• _Assigned task_: Find the word "Ansicht" in the data below and copy each line that holds it.

• _Records for processing_:

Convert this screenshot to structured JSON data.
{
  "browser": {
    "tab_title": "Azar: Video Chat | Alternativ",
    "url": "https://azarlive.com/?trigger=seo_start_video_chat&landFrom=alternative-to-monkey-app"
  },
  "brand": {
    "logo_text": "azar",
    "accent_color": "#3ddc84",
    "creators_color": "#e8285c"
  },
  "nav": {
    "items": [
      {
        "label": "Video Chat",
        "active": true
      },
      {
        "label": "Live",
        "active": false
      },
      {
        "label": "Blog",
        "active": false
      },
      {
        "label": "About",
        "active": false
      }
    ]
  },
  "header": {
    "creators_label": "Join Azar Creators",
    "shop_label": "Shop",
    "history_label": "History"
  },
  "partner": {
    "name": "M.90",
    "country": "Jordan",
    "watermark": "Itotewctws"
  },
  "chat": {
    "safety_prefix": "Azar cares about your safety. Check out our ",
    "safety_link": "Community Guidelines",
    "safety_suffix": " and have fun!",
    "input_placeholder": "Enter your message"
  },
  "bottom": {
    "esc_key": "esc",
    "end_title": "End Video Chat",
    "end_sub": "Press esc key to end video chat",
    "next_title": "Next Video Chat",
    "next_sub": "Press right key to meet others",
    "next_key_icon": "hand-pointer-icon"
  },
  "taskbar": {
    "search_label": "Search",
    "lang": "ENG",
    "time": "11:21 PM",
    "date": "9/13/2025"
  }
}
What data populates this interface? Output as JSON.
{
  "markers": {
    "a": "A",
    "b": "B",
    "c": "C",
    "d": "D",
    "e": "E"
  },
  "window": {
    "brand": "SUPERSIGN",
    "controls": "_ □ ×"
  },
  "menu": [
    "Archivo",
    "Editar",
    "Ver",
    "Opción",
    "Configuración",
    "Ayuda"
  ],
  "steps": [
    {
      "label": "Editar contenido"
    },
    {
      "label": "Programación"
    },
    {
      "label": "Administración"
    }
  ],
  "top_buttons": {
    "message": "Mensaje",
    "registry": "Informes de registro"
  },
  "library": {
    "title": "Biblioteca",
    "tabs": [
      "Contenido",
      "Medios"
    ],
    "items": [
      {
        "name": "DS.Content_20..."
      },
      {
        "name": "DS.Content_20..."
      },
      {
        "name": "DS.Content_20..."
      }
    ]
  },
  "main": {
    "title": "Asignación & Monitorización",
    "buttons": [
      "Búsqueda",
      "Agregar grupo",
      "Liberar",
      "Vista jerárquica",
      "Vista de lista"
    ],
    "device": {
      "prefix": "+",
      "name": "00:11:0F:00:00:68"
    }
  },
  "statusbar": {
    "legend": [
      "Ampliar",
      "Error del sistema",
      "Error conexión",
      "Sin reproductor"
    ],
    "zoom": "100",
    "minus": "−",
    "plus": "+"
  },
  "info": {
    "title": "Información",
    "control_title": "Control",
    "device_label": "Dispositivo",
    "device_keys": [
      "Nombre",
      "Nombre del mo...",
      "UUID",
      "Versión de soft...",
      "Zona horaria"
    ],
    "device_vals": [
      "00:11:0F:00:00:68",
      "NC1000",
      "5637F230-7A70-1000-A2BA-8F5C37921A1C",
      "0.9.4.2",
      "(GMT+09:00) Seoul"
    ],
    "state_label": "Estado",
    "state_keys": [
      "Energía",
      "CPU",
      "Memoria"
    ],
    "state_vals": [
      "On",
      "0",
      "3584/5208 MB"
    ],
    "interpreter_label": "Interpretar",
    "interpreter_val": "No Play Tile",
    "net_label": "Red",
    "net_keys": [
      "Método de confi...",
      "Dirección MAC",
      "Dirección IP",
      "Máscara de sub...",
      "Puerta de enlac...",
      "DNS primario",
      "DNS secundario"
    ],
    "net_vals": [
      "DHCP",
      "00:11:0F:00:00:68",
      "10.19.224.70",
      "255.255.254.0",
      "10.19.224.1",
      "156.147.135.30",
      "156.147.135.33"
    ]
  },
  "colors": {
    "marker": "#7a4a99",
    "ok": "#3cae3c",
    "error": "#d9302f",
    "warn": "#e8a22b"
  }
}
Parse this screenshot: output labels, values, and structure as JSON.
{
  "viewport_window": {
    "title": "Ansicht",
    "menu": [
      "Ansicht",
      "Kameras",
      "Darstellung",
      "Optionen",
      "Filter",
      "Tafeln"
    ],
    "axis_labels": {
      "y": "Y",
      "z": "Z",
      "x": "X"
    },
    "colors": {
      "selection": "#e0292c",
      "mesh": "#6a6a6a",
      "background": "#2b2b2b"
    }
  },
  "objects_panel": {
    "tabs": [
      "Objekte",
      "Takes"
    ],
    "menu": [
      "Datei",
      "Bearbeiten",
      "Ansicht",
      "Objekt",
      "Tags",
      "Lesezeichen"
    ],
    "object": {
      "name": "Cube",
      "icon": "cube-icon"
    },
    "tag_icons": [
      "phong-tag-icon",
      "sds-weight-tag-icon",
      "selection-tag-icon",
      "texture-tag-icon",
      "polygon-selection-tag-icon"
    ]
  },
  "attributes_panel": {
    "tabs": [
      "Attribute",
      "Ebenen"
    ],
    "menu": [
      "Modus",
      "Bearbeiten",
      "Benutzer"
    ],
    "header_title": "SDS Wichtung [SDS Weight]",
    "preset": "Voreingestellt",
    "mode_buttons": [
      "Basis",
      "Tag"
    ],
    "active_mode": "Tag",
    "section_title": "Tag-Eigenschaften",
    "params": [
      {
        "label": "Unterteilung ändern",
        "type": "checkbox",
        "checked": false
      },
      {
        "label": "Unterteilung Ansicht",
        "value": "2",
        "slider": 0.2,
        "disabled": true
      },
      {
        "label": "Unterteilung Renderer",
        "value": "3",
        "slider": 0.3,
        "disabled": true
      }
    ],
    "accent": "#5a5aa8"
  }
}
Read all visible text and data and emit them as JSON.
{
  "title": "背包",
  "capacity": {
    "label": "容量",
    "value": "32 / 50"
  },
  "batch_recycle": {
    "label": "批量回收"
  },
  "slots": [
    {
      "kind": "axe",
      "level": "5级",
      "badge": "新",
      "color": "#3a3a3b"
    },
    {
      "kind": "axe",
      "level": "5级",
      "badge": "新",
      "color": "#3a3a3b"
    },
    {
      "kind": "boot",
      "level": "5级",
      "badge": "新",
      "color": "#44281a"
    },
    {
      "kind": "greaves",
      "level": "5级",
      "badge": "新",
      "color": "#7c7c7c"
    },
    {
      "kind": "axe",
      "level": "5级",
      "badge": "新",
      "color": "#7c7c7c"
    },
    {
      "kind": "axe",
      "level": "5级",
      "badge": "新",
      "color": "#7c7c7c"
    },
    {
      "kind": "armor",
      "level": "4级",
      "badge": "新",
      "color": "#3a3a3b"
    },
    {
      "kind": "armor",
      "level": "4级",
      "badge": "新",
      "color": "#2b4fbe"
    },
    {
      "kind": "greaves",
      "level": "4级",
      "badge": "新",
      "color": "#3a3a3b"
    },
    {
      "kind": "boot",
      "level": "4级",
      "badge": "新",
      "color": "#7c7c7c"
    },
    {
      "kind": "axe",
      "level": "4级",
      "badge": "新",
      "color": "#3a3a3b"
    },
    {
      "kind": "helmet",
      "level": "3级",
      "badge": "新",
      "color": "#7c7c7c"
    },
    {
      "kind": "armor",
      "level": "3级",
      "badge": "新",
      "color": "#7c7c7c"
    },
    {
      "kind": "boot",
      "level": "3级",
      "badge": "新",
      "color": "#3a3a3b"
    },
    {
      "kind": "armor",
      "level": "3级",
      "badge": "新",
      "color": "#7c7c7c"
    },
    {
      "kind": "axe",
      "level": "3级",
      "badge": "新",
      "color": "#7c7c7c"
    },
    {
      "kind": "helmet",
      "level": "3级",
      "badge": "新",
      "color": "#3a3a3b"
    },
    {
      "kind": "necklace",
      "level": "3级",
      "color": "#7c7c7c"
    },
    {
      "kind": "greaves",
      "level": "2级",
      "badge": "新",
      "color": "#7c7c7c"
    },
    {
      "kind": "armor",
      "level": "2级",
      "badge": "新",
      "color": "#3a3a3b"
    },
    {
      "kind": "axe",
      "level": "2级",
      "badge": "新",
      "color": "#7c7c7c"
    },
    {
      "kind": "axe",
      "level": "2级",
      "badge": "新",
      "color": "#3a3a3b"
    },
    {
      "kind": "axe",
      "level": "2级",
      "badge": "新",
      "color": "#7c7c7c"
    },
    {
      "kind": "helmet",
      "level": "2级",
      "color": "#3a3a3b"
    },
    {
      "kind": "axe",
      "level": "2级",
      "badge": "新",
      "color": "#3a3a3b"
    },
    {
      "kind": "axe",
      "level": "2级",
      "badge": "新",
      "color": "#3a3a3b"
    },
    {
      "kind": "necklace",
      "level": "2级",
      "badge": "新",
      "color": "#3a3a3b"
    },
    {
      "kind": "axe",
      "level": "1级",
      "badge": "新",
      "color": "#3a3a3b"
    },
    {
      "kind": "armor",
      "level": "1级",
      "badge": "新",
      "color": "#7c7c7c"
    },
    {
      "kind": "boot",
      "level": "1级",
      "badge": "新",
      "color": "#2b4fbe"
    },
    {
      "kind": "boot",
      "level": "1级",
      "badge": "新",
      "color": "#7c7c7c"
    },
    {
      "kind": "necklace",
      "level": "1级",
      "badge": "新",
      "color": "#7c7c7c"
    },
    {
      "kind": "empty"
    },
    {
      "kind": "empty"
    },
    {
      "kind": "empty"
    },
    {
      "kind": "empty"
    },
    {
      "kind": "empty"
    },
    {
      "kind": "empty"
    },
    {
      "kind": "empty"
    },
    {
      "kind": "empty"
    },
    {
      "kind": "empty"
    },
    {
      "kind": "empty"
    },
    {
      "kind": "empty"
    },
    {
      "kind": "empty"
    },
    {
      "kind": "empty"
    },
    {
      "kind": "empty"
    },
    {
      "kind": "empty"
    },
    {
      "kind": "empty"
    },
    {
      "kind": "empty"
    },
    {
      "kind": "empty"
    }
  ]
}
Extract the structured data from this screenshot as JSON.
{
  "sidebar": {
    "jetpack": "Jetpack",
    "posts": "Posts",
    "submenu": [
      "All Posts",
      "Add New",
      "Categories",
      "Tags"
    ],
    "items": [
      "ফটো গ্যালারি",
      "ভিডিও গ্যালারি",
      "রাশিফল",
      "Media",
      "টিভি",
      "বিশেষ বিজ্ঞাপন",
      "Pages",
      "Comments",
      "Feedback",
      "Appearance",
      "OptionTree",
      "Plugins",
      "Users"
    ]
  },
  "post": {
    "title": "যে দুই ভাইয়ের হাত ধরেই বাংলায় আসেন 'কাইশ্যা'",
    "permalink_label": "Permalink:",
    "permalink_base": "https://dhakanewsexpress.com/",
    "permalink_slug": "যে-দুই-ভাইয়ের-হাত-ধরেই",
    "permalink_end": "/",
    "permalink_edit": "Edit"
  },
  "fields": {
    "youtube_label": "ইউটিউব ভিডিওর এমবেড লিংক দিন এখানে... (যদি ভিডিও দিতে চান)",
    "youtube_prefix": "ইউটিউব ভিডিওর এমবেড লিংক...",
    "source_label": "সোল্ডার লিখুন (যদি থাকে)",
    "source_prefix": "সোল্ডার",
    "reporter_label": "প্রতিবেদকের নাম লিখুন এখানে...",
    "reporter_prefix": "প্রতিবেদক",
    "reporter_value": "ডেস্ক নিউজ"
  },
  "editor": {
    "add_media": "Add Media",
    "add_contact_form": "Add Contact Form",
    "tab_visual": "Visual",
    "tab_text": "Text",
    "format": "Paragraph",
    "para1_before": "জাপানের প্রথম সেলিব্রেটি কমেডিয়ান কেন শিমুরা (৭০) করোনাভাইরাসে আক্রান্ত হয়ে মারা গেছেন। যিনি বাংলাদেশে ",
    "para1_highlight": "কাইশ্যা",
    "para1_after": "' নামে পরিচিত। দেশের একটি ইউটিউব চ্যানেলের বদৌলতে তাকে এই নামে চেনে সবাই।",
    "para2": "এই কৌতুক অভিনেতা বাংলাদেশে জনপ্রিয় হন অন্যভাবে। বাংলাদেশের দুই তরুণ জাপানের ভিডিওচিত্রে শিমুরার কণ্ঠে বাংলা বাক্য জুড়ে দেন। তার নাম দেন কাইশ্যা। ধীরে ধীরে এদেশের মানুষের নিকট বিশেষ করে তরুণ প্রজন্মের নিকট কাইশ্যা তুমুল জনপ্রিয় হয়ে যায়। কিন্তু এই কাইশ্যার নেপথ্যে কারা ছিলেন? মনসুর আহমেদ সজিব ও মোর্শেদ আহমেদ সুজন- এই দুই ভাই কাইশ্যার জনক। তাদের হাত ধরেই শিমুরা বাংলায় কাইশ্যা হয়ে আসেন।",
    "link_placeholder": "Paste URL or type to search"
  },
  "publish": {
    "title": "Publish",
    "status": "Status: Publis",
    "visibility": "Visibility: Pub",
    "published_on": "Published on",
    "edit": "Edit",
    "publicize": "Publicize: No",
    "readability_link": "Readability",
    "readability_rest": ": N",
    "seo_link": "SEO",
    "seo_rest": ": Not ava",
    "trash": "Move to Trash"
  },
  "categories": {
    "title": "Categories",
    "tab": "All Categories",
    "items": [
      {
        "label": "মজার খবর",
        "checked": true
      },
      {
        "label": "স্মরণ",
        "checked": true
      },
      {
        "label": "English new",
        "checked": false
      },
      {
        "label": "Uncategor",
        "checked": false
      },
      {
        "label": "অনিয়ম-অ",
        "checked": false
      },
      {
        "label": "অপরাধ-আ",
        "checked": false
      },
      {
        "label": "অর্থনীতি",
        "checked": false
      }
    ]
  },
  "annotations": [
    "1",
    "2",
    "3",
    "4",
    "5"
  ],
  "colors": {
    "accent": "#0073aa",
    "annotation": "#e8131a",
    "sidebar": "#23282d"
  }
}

• _Written response_:
    "title": "Ansicht",
      "Ansicht",
      "Ansicht",
        "label": "Unterteilung Ansicht",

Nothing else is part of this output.